* **PROVIDED DATA**:
* * *

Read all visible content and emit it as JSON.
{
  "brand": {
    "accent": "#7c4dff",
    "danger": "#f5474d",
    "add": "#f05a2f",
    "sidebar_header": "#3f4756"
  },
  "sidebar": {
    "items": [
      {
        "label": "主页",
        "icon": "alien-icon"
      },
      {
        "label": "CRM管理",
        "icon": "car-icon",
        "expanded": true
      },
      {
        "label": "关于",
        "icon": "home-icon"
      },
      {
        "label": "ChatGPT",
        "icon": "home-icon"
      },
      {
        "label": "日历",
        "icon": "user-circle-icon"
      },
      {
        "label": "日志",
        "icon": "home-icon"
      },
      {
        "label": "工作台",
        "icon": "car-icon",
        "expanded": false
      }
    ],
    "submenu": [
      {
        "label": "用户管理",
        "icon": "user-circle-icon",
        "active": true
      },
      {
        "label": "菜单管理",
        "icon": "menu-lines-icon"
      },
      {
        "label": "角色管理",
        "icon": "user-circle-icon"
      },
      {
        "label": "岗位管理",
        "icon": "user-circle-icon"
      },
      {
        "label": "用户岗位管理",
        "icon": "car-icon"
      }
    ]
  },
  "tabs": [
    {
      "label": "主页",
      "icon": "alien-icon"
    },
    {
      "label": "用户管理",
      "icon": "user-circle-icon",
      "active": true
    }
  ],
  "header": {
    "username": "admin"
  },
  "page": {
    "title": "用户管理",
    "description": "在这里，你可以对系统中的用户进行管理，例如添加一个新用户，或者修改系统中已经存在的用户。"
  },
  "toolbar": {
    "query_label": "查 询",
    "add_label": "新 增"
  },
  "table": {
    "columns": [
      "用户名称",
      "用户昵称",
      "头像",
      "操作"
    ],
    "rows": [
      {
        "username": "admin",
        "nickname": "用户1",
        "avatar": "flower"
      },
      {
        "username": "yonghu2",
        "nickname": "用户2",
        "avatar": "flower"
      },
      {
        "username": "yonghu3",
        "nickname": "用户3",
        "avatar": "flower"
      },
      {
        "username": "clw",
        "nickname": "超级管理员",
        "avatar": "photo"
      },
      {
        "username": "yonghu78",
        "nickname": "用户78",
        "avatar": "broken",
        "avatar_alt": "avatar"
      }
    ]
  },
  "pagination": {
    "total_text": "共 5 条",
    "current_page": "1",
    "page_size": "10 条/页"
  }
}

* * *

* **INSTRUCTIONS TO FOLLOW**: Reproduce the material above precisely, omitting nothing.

* **SOLVED PROBLEM**:
Read all visible content and emit it as JSON.
{
  "brand": {
    "accent": "#7c4dff",
    "danger": "#f5474d",
    "add": "#f05a2f",
    "sidebar_header": "#3f4756"
  },
  "sidebar": {
    "items": [
      {
        "label": "主页",
        "icon": "alien-icon"
      },
      {
        "label": "CRM管理",
        "icon": "car-icon",
        "expanded": true
      },
      {
        "label": "关于",
        "icon": "home-icon"
      },
      {
        "label": "ChatGPT",
        "icon": "home-icon"
      },
      {
        "label": "日历",
        "icon": "user-circle-icon"
      },
      {
        "label": "日志",
        "icon": "home-icon"
      },
      {
        "label": "工作台",
        "icon": "car-icon",
        "expanded": false
      }
    ],
    "submenu": [
      {
        "label": "用户管理",
        "icon": "user-circle-icon",
        "active": true
      },
      {
        "label": "菜单管理",
        "icon": "menu-lines-icon"
      },
      {
        "label": "角色管理",
        "icon": "user-circle-icon"
      },
      {
        "label": "岗位管理",
        "icon": "user-circle-icon"
      },
      {
        "label": "用户岗位管理",
        "icon": "car-icon"
      }
    ]
  },
  "tabs": [
    {
      "label": "主页",
      "icon": "alien-icon"
    },
    {
      "label": "用户管理",
      "icon": "user-circle-icon",
      "active": true
    }
  ],
  "header": {
    "username": "admin"
  },
  "page": {
    "title": "用户管理",
    "description": "在这里，你可以对系统中的用户进行管理，例如添加一个新用户，或者修改系统中已经存在的用户。"
  },
  "toolbar": {
    "query_label": "查 询",
    "add_label": "新 增"
  },
  "table": {
    "columns": [
      "用户名称",
      "用户昵称",
      "头像",
      "操作"
    ],
    "rows": [
      {
        "username": "admin",
        "nickname": "用户1",
        "avatar": "flower"
      },
      {
        "username": "yonghu2",
        "nickname": "用户2",
        "avatar": "flower"
      },
      {
        "username": "yonghu3",
        "nickname": "用户3",
        "avatar": "flower"
      },
      {
        "username": "clw",
        "nickname": "超级管理员",
        "avatar": "photo"
      },
      {
        "username": "yonghu78",
        "nickname": "用户78",
        "avatar": "broken",
        "avatar_alt": "avatar"
      }
    ]
  },
  "pagination": {
    "total_text": "共 5 条",
    "current_page": "1",
    "page_size": "10 条/页"
  }
}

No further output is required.